The perfect singletrack high above the river has views to die for. Literally - straying from the track in some places would be terminal. New bridges abound to Specimen Point Hut for lunch, then onward and upward. Nearing Forks Hut we took time out to contemplate what was left of Lake Perrine and how big it must have once been - originally formed from rockfall during the 7.8 Murchison earthquake. Beyond the hut, the track has consolidated and new bridges now span the remaining creeks all the way to the historic Goat Hut. We discovered track building machinery and signs of human occupation but no track builders - they were further up the track doing what dedicated track builders do - working on the last few kilometres of track that will link Lyell and Seddonville in an 87km blaze of singletrack.
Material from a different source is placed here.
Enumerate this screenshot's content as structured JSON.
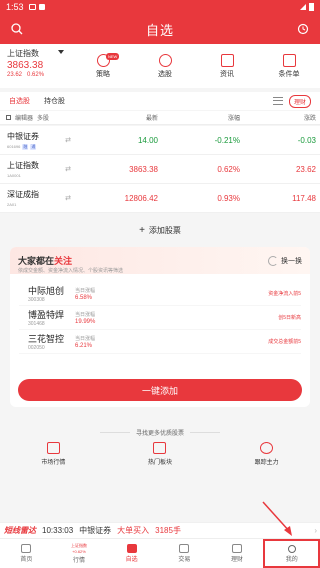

We were long past second lunch and needed to head back out before the sun retreated behind the Radiant Range. The downhill flowed perfectly from Goat Hut back to the Forks Hut, and onto Specimen Hut where our Surley fat bike friend from the Heaphy had just arrived for the night. He was pedalling South to work the summer as a hut warden on the Caples-Greenstone circuit. We loitered not, making the most of the remaining sun and fast final downhill with a warm fuzzy realisation that this may well be the best darn backcountry Mtb track in the world.

Knobbly Note

Karamea is a special place with great accommodation and food options. What it needs is another Mtb ride apart from the disappointing K Road. Before Kahurangi National Park came to be, we would ride the old Fenian Track to Adams Flat and the water race. There were side trips to some caves and the old mine site. The track has recently been tarted up with 14km of beautifully benched track down the Oparara Valley to the Oparara Arches. This would make an excellent Mtb option, receiving little use in the off season and it could be closed to Mtbs over the summer months - providing an excellent excuse to linger in Karamea. Just a thought - if any influential Karmea locals are listening.